“Being pregnant is tough enough, but with the added pressure of work, a shaky economy and the risks of Covid-19, it can seem overwhelming.

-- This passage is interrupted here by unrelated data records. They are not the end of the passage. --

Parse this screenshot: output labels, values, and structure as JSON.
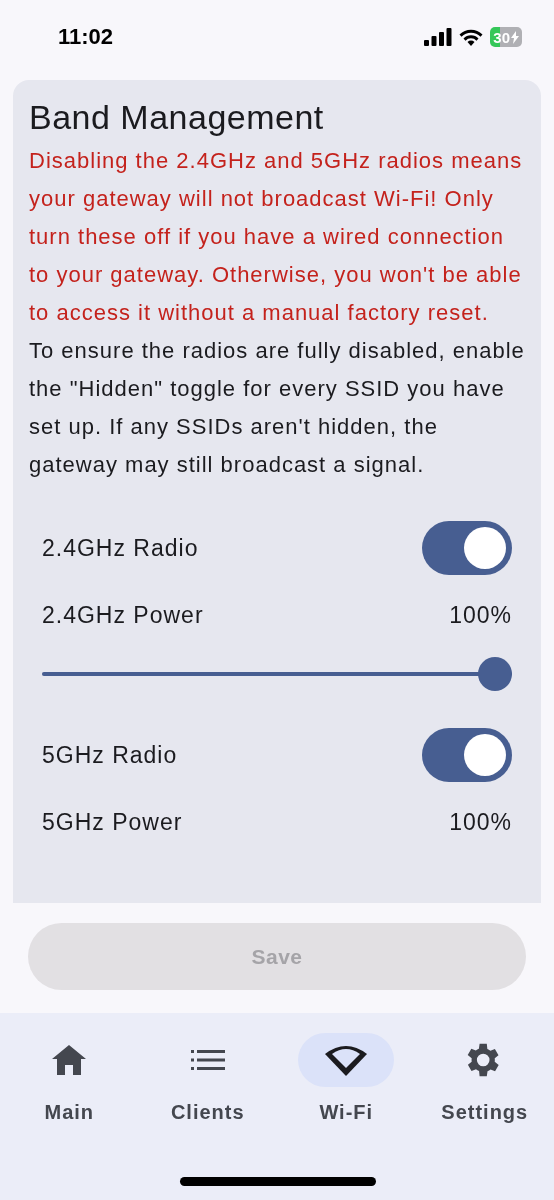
{
  "status_bar": {
    "time": "11:02",
    "battery": "30"
  },
  "card": {
    "title": "Band Management",
    "warning": "Disabling the 2.4GHz and 5GHz radios means your gateway will not broadcast Wi-Fi! Only turn these off if you have a wired connection to your gateway. Otherwise, you won't be able to access it without a manual factory reset.",
    "info": "To ensure the radios are fully disabled, enable the \"Hidden\" toggle for every SSID you have set up. If any SSIDs aren't hidden, the gateway may still broadcast a signal.",
    "settings": [
      {
        "kind": "toggle",
        "label": "2.4GHz Radio",
        "on": true
      },
      {
        "kind": "slider",
        "label": "2.4GHz Power",
        "reading": "100%",
        "level": 1
      },
      {
        "kind": "toggle",
        "label": "5GHz Radio",
        "on": true
      },
      {
        "kind": "slider",
        "label": "5GHz Power",
        "reading": "100%"
      }
    ]
  },
  "save_button": {
    "label": "Save",
    "disabled": true
  },
  "nav": [
    {
      "label": "Main",
      "selected": false
    },
    {
      "label": "Clients",
      "selected": false
    },
    {
      "label": "Wi-Fi",
      "selected": true
    },
    {
      "label": "Settings",
      "selected": false
    }
  ]
}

But if it’s possible, expectant mothers should try to take stock of their stress and reach out for help to reduce how often their newborn is likely to experience negative emotions, according to a new study.
The study, published [September 7] in the journal Infancy, found babies of moms who experienced more fluctuations in stress during pregnancy showed more fear, sadness and distress at 3 months than those of moms who were less stressed.
Women with higher fluctuations were more likely to report that their babies often seemed angry, crying or fussing when left in a crib; showed distress when they were tired; and clung to a parent when introduced to an unfamiliar adult, the study said….
However, a 2019 study found that if a child has a caring adult that can provide a safe and stable nurturing relationship, many childhood adversities can be modified.”